TASK DETAILS >> From the line that holds "Extract the structured" to the last line below, retype everything exactly and nothing else; omit pictures.

STORED DATA >>

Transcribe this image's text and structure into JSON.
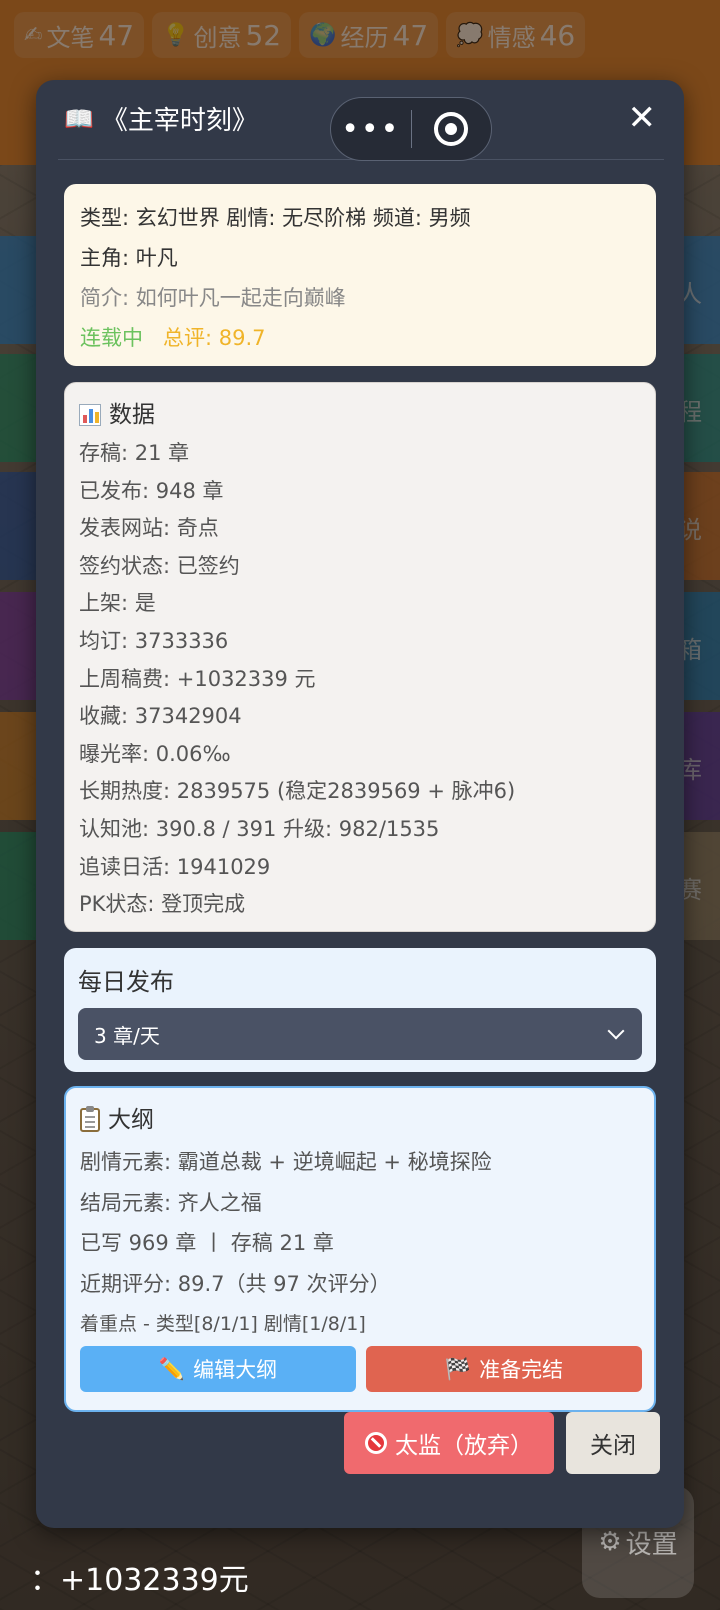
{
  "background": {
    "stats": [
      {
        "icon": "✍",
        "label": "文笔",
        "value": "47"
      },
      {
        "icon": "💡",
        "label": "创意",
        "value": "52"
      },
      {
        "icon": "🌍",
        "label": "经历",
        "value": "47"
      },
      {
        "icon": "💭",
        "label": "情感",
        "value": "46"
      }
    ],
    "side_labels": [
      "人",
      "程",
      "说",
      "箱",
      "库",
      "赛"
    ],
    "footer_text": "：+1032339元",
    "settings_label": "设置"
  },
  "modal": {
    "title": "《主宰时刻》",
    "capsule": {
      "more": "•••"
    },
    "close": "✕",
    "info": {
      "line1": "类型: 玄幻世界  剧情: 无尽阶梯  频道: 男频",
      "protagonist": "主角: 叶凡",
      "summary": "简介: 如何叶凡一起走向巅峰",
      "status": "连载中",
      "rating": "总评: 89.7"
    },
    "data": {
      "header": "数据",
      "lines": [
        "存稿: 21 章",
        "已发布: 948 章",
        "发表网站: 奇点",
        "签约状态: 已签约",
        "上架: 是",
        "均订: 3733336",
        "上周稿费: +1032339 元",
        "收藏: 37342904",
        "曝光率: 0.06‰",
        "长期热度: 2839575 (稳定2839569 + 脉冲6)",
        "认知池: 390.8 / 391  升级: 982/1535",
        "追读日活: 1941029",
        "PK状态: 登顶完成"
      ]
    },
    "daily": {
      "label": "每日发布",
      "selected": "3 章/天"
    },
    "outline": {
      "header": "大纲",
      "plot_elements": "剧情元素: 霸道总裁 + 逆境崛起 + 秘境探险",
      "ending_elements": "结局元素: 齐人之福",
      "progress": "已写 969 章 丨 存稿 21 章",
      "recent_score": "近期评分: 89.7（共 97 次评分）",
      "focus": "着重点 - 类型[8/1/1] 剧情[1/8/1]",
      "edit_button": "编辑大纲",
      "finish_button": "准备完结"
    },
    "footer": {
      "abandon_button": "太监（放弃）",
      "close_button": "关闭"
    }
  },
  "colors": {
    "green": "#6cc25e",
    "gold": "#f0b429",
    "edit": "#5ab0f5",
    "finish": "#e06450",
    "abandon": "#f06a6e"
  }
}
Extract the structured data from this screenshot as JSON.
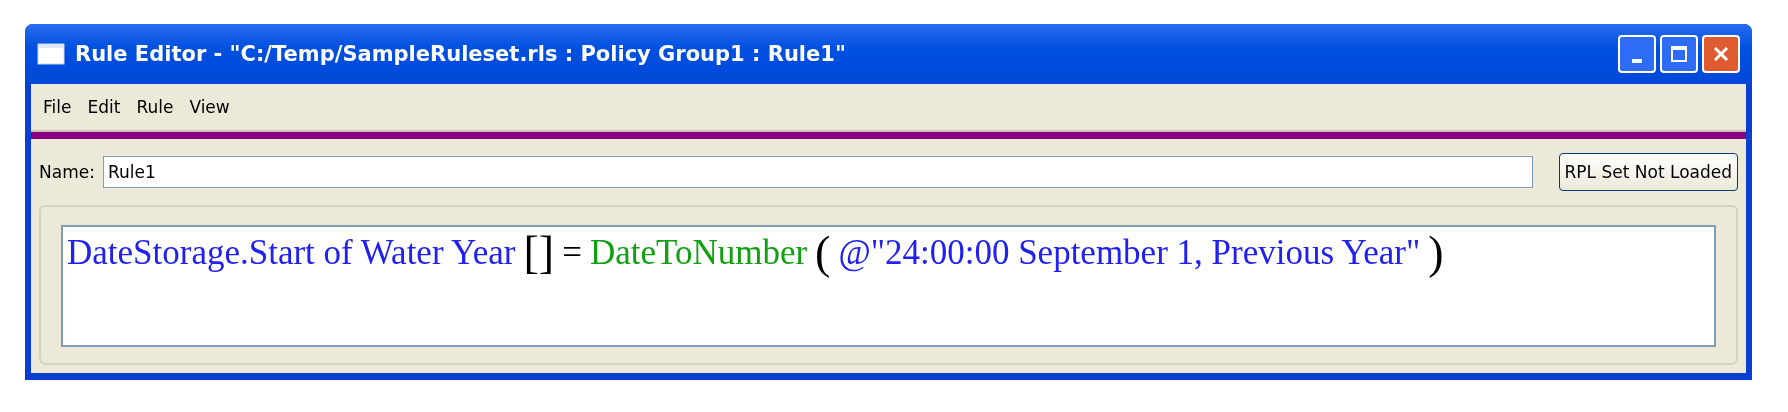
{
  "window": {
    "title": "Rule Editor - \"C:/Temp/SampleRuleset.rls : Policy Group1 : Rule1\""
  },
  "menu": [
    "File",
    "Edit",
    "Rule",
    "View"
  ],
  "name_field": {
    "label": "Name:",
    "value": "Rule1"
  },
  "status_button": {
    "label": "RPL Set Not Loaded"
  },
  "expression": [
    {
      "kind": "slot",
      "text": "DateStorage.Start of Water Year"
    },
    {
      "kind": "bracket",
      "text": "[]"
    },
    {
      "kind": "operator",
      "text": "="
    },
    {
      "kind": "function",
      "text": "DateToNumber"
    },
    {
      "kind": "bracket",
      "text": "("
    },
    {
      "kind": "slot",
      "text": "@\"24:00:00 September 1, Previous Year\""
    },
    {
      "kind": "bracket",
      "text": ")"
    }
  ]
}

RESPONSE FOR THIS EXERCISE >>
Extract the structured data from this screenshot as JSON.
{
  "window": {
    "title": "Rule Editor - \"C:/Temp/SampleRuleset.rls : Policy Group1 : Rule1\""
  },
  "menu": [
    "File",
    "Edit",
    "Rule",
    "View"
  ],
  "name_field": {
    "label": "Name:",
    "value": "Rule1"
  },
  "status_button": {
    "label": "RPL Set Not Loaded"
  },
  "expression": [
    {
      "kind": "slot",
      "text": "DateStorage.Start of Water Year"
    },
    {
      "kind": "bracket",
      "text": "[]"
    },
    {
      "kind": "operator",
      "text": "="
    },
    {
      "kind": "function",
      "text": "DateToNumber"
    },
    {
      "kind": "bracket",
      "text": "("
    },
    {
      "kind": "slot",
      "text": "@\"24:00:00 September 1, Previous Year\""
    },
    {
      "kind": "bracket",
      "text": ")"
    }
  ]
}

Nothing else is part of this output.